The federal government charges patients 15 times more for certified medical marijuana than it pays to buy the weed in bulk from its official supplier, newly released documents show.

Critics say it's unconscionable to charge that high a markup to some of the country's sickest citizens, who have little income and are often cut off from their medical marijuana supply when they can't pay their government dope bills.

Records obtained under the Access to Information Act show that Health Canada pays $328.75 for each kilogram of bulk medical marijuana produced by Prairie Plant Systems Inc.

The company currently has a $10.3-million contract with Health Canada, which expires at the end of September, to grow standardized medical marijuana in an abandoned mine shaft in Flin Flon, Man.

Health Canada, in turn, sells the marijuana to a small group of authorized users for $150 -- plus GST -- for each 30-gram bag of ground-up flowering tops, with a strength of up to 14 per cent THC, the main active ingredient. That works out to $5,000 for each kilogram, or a markup of more than 1,500 per cent.

[..] A spokesman for the department, Jason Bouzanis, said the quoted price of $328.75 a kilogram for bulk marijuana does not include other Health Canada costs.

"The price for individuals authorized to possess marijuana for medical purposes is based on the actual cost of production and an estimate of costs associated with the distribution of the product,'' he said, "These costs are subject to change.''
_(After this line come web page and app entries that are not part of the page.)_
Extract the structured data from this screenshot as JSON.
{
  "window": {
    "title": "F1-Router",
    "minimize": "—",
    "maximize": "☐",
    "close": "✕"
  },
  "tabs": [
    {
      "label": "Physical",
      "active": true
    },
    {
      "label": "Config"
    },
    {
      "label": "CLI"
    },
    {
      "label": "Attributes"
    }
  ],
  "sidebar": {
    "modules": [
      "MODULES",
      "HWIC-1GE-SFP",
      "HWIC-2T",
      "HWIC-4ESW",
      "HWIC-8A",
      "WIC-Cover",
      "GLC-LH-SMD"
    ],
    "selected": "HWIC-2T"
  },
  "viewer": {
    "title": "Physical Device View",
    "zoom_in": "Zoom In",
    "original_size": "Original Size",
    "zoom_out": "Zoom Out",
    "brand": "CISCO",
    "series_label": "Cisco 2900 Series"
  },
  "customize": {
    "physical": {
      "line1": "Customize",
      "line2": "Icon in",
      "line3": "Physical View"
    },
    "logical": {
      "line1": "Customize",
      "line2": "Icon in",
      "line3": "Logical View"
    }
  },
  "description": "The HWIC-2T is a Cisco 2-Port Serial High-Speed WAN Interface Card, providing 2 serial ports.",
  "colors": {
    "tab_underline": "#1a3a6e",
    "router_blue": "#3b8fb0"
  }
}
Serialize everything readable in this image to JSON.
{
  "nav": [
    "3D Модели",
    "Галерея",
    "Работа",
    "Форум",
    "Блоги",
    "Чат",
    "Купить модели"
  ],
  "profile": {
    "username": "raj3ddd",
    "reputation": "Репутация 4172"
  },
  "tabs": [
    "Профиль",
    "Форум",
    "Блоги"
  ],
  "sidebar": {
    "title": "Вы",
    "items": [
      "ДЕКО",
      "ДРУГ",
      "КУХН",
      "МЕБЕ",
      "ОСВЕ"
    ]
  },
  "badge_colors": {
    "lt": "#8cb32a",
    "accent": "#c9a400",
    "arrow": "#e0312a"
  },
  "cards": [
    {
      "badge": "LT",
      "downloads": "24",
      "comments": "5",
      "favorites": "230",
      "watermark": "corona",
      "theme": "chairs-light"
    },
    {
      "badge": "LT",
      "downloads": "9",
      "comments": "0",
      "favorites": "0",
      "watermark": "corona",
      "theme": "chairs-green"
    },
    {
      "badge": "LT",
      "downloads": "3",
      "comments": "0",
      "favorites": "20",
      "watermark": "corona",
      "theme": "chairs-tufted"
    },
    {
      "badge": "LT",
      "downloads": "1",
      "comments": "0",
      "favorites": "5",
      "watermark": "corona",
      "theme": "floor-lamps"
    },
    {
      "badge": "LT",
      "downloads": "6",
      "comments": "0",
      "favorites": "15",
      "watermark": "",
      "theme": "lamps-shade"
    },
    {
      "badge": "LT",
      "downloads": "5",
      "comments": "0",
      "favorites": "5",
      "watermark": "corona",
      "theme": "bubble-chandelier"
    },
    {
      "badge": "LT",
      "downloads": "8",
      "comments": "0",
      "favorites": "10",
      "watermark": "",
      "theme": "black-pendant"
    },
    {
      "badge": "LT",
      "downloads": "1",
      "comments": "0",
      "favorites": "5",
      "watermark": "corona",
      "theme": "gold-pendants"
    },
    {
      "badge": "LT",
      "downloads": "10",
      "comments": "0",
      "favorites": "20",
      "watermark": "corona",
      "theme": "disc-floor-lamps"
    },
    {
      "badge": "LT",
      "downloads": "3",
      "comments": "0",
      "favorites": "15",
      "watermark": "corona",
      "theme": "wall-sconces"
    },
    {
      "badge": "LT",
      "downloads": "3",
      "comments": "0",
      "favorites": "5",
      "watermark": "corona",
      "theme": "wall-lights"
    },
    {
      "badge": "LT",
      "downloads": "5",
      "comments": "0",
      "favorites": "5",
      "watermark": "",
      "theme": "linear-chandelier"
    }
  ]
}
Contract records show Health Canada also pays the supplier a packaging fee of $9.06 for each 30-gram package, to cover labour and materials, as well as courier fees that are dependent on shipping volumes.
You can buy a handful of seeds and a few boxes of zip-lop bags for $9.00 from local suppliers. For those concerned about the environment, you don't even have to use a bag. Simply pick and dry the buds from the plants growing in your backyard on your kitchen counter and transfer to a glass receptacle or cloth bag for future use. No carbon is emitted because you walked instead of driving.

Oh .. sorry, you're not allowed to grow your own weed, and you're not allowed to smoke it either unless you present the bureaucrats with a doctor's note. And soon that doctor's note won't even permit you to legally grow your own. The feds are looking to expand their monopoly on medical marijuana distribution. Fine revenue for non-compliance is expected to increase, along with black market competition:
Although patients currently can grow it themselves or have someone else grow it for them, Health Canada plans to phase out these production licences sometime after 2007. That would force patients to order from Prairie Plant Systems, or take their chances with street dealers or so-called compassion clubs, which are technically illegal.

[..] Many patients say they are unhappy with the quality of the Prairie Plant System product.

"It's garbage," said Tom MacMullen, 43, of Prospect Bay, N.S., who uses marijuana for leg and back pain. "It's just so awful-tasting."
cp: Dust My Broom


Anonymous said...

the quoted price ... does not include other Health Canada costs.

Bloated salaries: CHECK
Stellar benefits: CHECK
Gold-plated pension: CHECK
Perks and bonuses: CHECK
Annual raises: CHECK
Foreign travel: CHECK
Large offices: CHECK
Latest computers: CHECK
Employment equity: CHECK
Union protection: CHECK

You see? It's entirely legitimate.

Anonymous said...

well now we know why the feds dont want and will not legalize cannabis; its too lucrative.